TASK TO COMPLETE ▸
Write the data out again so that it matches word for word.

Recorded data
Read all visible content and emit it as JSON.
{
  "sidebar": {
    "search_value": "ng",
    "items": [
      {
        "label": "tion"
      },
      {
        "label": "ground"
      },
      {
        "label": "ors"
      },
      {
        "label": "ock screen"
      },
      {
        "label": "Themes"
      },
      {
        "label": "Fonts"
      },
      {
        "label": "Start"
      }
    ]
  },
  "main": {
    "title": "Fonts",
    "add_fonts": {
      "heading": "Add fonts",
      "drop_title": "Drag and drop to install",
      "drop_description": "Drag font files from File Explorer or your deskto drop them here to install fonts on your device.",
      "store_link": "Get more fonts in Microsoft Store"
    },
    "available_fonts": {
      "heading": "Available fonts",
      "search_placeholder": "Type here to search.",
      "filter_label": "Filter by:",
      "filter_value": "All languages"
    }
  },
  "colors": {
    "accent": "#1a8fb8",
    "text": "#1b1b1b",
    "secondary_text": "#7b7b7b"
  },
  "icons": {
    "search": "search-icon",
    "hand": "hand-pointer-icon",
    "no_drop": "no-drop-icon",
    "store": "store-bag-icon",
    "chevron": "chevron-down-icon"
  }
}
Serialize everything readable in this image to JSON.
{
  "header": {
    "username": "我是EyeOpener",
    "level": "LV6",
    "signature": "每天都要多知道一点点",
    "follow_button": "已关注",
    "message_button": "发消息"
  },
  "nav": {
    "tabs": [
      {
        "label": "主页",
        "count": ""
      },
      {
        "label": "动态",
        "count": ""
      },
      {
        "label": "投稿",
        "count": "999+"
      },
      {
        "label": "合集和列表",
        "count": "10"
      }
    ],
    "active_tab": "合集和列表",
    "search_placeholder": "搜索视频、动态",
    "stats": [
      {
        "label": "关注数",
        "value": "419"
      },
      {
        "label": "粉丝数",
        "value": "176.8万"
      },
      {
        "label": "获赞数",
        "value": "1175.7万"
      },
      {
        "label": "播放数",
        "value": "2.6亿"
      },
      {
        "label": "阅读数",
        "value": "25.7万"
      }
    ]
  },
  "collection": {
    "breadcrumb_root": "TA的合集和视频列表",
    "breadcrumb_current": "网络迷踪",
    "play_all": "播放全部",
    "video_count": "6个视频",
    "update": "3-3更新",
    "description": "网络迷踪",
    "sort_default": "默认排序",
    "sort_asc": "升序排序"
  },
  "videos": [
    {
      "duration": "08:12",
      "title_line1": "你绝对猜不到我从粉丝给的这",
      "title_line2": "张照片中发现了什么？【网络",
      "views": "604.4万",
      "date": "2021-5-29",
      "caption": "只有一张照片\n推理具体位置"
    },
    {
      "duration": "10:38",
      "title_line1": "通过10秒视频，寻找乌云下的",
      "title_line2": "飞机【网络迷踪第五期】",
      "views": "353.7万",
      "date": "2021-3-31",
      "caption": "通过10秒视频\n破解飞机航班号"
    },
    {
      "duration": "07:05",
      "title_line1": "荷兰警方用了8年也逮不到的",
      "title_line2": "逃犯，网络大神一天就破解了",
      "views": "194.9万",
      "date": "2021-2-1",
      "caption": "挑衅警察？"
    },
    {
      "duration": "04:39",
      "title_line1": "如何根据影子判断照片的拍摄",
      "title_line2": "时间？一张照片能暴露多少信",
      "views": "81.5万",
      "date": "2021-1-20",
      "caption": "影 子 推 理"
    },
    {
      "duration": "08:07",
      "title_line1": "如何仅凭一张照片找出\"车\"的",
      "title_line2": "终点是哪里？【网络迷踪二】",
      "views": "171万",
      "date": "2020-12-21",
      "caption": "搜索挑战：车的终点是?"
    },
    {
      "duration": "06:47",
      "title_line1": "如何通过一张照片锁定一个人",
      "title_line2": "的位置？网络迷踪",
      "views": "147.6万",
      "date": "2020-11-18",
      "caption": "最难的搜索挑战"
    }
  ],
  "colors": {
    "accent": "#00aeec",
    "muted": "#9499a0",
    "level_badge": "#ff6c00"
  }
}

TASK RESULT ▸
Read all visible content and emit it as JSON.
{
  "sidebar": {
    "search_value": "ng",
    "items": [
      {
        "label": "tion"
      },
      {
        "label": "ground"
      },
      {
        "label": "ors"
      },
      {
        "label": "ock screen"
      },
      {
        "label": "Themes"
      },
      {
        "label": "Fonts"
      },
      {
        "label": "Start"
      }
    ]
  },
  "main": {
    "title": "Fonts",
    "add_fonts": {
      "heading": "Add fonts",
      "drop_title": "Drag and drop to install",
      "drop_description": "Drag font files from File Explorer or your deskto drop them here to install fonts on your device.",
      "store_link": "Get more fonts in Microsoft Store"
    },
    "available_fonts": {
      "heading": "Available fonts",
      "search_placeholder": "Type here to search.",
      "filter_label": "Filter by:",
      "filter_value": "All languages"
    }
  },
  "colors": {
    "accent": "#1a8fb8",
    "text": "#1b1b1b",
    "secondary_text": "#7b7b7b"
  },
  "icons": {
    "search": "search-icon",
    "hand": "hand-pointer-icon",
    "no_drop": "no-drop-icon",
    "store": "store-bag-icon",
    "chevron": "chevron-down-icon"
  }
}
Serialize everything readable in this image to JSON.
{
  "header": {
    "username": "我是EyeOpener",
    "level": "LV6",
    "signature": "每天都要多知道一点点",
    "follow_button": "已关注",
    "message_button": "发消息"
  },
  "nav": {
    "tabs": [
      {
        "label": "主页",
        "count": ""
      },
      {
        "label": "动态",
        "count": ""
      },
      {
        "label": "投稿",
        "count": "999+"
      },
      {
        "label": "合集和列表",
        "count": "10"
      }
    ],
    "active_tab": "合集和列表",
    "search_placeholder": "搜索视频、动态",
    "stats": [
      {
        "label": "关注数",
        "value": "419"
      },
      {
        "label": "粉丝数",
        "value": "176.8万"
      },
      {
        "label": "获赞数",
        "value": "1175.7万"
      },
      {
        "label": "播放数",
        "value": "2.6亿"
      },
      {
        "label": "阅读数",
        "value": "25.7万"
      }
    ]
  },
  "collection": {
    "breadcrumb_root": "TA的合集和视频列表",
    "breadcrumb_current": "网络迷踪",
    "play_all": "播放全部",
    "video_count": "6个视频",
    "update": "3-3更新",
    "description": "网络迷踪",
    "sort_default": "默认排序",
    "sort_asc": "升序排序"
  },
  "videos": [
    {
      "duration": "08:12",
      "title_line1": "你绝对猜不到我从粉丝给的这",
      "title_line2": "张照片中发现了什么？【网络",
      "views": "604.4万",
      "date": "2021-5-29",
      "caption": "只有一张照片\n推理具体位置"
    },
    {
      "duration": "10:38",
      "title_line1": "通过10秒视频，寻找乌云下的",
      "title_line2": "飞机【网络迷踪第五期】",
      "views": "353.7万",
      "date": "2021-3-31",
      "caption": "通过10秒视频\n破解飞机航班号"
    },
    {
      "duration": "07:05",
      "title_line1": "荷兰警方用了8年也逮不到的",
      "title_line2": "逃犯，网络大神一天就破解了",
      "views": "194.9万",
      "date": "2021-2-1",
      "caption": "挑衅警察？"
    },
    {
      "duration": "04:39",
      "title_line1": "如何根据影子判断照片的拍摄",
      "title_line2": "时间？一张照片能暴露多少信",
      "views": "81.5万",
      "date": "2021-1-20",
      "caption": "影 子 推 理"
    },
    {
      "duration": "08:07",
      "title_line1": "如何仅凭一张照片找出\"车\"的",
      "title_line2": "终点是哪里？【网络迷踪二】",
      "views": "171万",
      "date": "2020-12-21",
      "caption": "搜索挑战：车的终点是?"
    },
    {
      "duration": "06:47",
      "title_line1": "如何通过一张照片锁定一个人",
      "title_line2": "的位置？网络迷踪",
      "views": "147.6万",
      "date": "2020-11-18",
      "caption": "最难的搜索挑战"
    }
  ],
  "colors": {
    "accent": "#00aeec",
    "muted": "#9499a0",
    "level_badge": "#ff6c00"
  }
}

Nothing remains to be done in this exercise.